Aim of the exercise:
Which lines of the listing below contain the word "type"? Return them.

Extracted material:
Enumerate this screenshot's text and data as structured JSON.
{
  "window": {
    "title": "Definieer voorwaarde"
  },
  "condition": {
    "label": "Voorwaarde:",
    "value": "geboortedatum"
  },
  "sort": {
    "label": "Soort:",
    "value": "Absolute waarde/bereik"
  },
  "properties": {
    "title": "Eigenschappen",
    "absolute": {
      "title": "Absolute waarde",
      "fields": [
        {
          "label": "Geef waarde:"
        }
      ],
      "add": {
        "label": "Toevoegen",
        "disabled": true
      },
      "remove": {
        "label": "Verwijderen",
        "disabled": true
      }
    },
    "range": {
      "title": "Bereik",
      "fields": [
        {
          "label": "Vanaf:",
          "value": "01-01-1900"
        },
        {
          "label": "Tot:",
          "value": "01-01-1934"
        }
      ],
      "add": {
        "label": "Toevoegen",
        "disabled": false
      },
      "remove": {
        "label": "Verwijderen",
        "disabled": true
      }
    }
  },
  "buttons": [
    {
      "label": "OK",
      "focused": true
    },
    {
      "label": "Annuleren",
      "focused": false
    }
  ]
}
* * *
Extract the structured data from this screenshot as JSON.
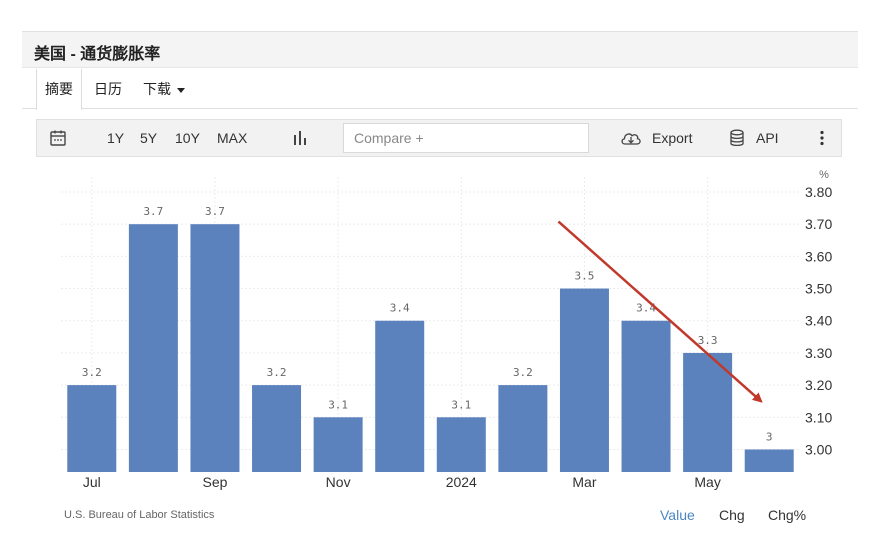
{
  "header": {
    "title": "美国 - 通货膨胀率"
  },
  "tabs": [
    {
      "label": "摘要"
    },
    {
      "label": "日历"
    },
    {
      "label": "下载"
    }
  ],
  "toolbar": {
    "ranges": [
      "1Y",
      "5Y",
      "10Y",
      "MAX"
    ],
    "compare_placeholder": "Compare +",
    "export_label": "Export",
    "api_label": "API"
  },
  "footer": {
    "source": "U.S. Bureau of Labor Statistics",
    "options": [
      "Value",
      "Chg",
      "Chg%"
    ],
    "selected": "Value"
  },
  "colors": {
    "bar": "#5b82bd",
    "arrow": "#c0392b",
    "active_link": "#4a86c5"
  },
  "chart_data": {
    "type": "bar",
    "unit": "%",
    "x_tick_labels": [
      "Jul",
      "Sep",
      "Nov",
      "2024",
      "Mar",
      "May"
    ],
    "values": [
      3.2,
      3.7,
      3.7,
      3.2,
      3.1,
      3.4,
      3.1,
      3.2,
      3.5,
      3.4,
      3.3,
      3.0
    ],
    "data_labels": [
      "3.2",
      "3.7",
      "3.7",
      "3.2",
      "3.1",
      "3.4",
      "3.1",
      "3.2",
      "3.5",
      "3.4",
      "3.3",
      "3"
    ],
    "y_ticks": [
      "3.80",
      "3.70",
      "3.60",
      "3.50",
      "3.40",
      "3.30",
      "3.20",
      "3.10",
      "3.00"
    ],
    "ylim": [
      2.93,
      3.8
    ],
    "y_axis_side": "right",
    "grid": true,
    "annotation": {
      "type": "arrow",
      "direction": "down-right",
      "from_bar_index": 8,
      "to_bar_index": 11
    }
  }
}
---
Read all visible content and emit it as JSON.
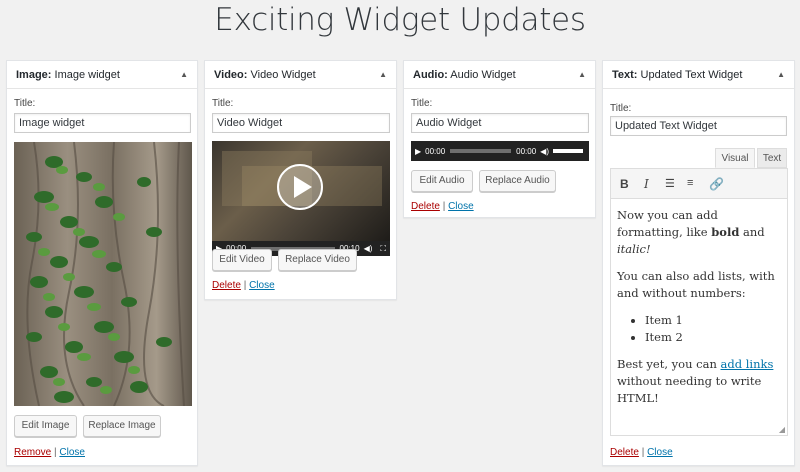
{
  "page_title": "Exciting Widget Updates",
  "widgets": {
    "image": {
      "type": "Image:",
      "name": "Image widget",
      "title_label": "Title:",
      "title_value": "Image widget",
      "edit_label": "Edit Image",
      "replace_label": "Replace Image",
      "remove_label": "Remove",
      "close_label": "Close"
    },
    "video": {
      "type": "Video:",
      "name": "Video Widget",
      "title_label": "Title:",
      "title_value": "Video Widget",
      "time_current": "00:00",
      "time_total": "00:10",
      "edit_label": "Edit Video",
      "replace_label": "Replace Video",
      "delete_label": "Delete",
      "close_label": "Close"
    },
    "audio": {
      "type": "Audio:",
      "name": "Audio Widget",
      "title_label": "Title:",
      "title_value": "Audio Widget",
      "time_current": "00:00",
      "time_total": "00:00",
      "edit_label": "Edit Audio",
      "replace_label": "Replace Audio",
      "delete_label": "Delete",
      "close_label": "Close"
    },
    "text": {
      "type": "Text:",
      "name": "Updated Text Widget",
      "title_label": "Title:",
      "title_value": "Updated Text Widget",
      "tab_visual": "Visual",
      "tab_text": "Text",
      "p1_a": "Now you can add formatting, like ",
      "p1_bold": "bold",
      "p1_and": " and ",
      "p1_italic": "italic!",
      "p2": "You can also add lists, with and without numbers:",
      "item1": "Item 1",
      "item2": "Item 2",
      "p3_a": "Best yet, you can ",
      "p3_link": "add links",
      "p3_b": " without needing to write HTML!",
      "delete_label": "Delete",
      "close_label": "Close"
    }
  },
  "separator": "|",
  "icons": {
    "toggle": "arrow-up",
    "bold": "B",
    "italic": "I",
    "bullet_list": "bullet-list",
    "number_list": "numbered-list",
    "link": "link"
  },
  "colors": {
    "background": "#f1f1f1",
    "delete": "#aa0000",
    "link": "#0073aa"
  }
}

Written response:
    "type": "bar",
      "type": "arrow",
      "type": "Image:",
      "type": "Video:",
      "type": "Audio:",
      "type": "Text:",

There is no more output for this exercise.